Your goal: In the records below, count every line where the string "color" appears, and reply with the count only.

Source records:
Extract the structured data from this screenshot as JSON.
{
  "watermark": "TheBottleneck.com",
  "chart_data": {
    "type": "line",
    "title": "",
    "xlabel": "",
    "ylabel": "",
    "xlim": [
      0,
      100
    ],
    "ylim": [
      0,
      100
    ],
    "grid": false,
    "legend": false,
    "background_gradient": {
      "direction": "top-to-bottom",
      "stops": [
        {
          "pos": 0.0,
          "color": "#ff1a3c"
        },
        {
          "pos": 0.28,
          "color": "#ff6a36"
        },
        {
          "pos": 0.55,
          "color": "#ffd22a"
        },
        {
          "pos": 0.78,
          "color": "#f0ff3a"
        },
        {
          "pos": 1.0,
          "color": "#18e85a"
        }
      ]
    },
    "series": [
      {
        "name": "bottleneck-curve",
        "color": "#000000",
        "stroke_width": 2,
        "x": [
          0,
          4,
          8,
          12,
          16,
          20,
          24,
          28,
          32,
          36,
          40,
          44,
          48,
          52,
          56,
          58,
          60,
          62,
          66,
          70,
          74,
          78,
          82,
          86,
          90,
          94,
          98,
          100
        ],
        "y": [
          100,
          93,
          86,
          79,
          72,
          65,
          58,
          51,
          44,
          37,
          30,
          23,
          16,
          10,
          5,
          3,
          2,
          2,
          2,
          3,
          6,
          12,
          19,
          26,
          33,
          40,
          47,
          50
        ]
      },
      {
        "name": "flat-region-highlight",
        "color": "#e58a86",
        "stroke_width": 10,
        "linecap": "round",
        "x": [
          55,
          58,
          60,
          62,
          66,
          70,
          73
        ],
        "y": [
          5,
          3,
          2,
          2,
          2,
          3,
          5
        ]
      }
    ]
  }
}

Response to the exercise: 7